Down the same hallway is my print of Tony Wright‘s pop art masterpiece, better known as the cover of Traffic’s 1971 record Low Spark of High-Heeled Boys. Wright also did the cover of the group’s 1973 release Shootout At The Fantasy Factory, using a similar clipped-corners package on that record as well. The closest thing I’ll ever own to a Magritte!
Down another hallway, in between two block prints by Tyrus Wong, are two of the Roger Dean YES logo prints I have in my collection. One of my biggest art-related regrets is having owned and then sold a print of his cover for Uriah Heep’s Magician’s Birthday.
After realizing my mistake, I resorted to excerpting bits from that image to create a tattoo now found on my right forearm – can’t sell that one!

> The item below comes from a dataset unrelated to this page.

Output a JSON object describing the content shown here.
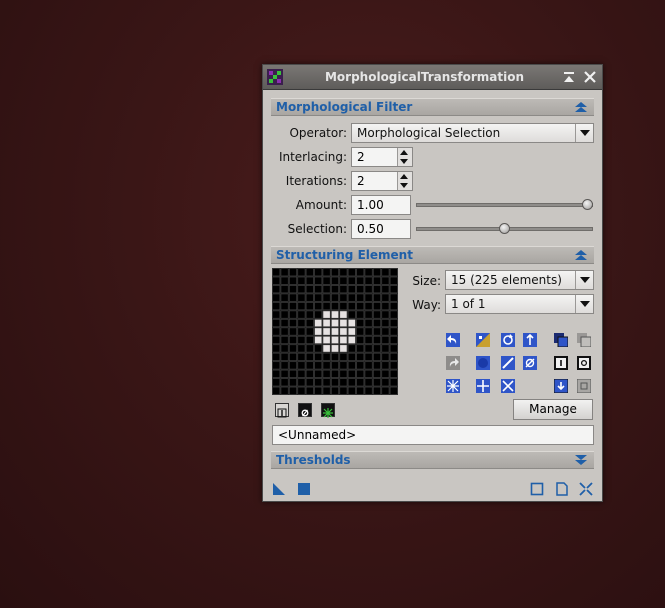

This wall consists of a trio of B&W prints from early Verve jazz covers by David Stone Martin (an ACHOF Early Influencer inductee) surrounding a print by the late, great Al Hirschfeld of the portraits he did for the cover for Aerosmith’s 1977 record Draw The Line. I’m a big fan of his caricatures, where he reduces the images to the most-simple terms. My favorite was his portrait of Liza Minelli which, unfortunately, I don’t have (but would be willing to trade for – hint, hint!). Fans of Hirschfeld know that he hides the name of his daughter Nina in clever places in his artwork, and I’ve been told that there are 3 Nina’s on this print, but I’ve only found two…
Finally, while not an album cover, I always thought that this photo of Tom Waits taken by George DuBose should have been. Taken to illustrate an article about the singer in Interview Magazine (where DuBose was the staff photographer), It shows Waits standing amongst the pigeons of Time Square in New York City. In his song “Cold Cold Ground”, Waits says that “Times Square is a dream”, so this dreamy photo would certainly make a suitable cover for a re-issue of this single, don’t you think?
Over the years, I’ve displayed a number of different covers, but as time has gone on and my wife and I moved from a house to a condo, many of the prints previously on display are now resting comfortably in storage. Maybe, someday, I’ll be able to build a museum and put them all out so that I can come and visit them whenever I’d like but, in the meantime, I’ll live happily with the ones I have up and with the knowledge that my collection continues to provide pleasure to all that see it.
Except as noted, all text and photo images featured in this story are Copyright 2014 – Mike Goldstein, AlbumCoverHallofFame.com (www.albumcoverhalloffame.com) & RockPoP Productions – All rights reserved.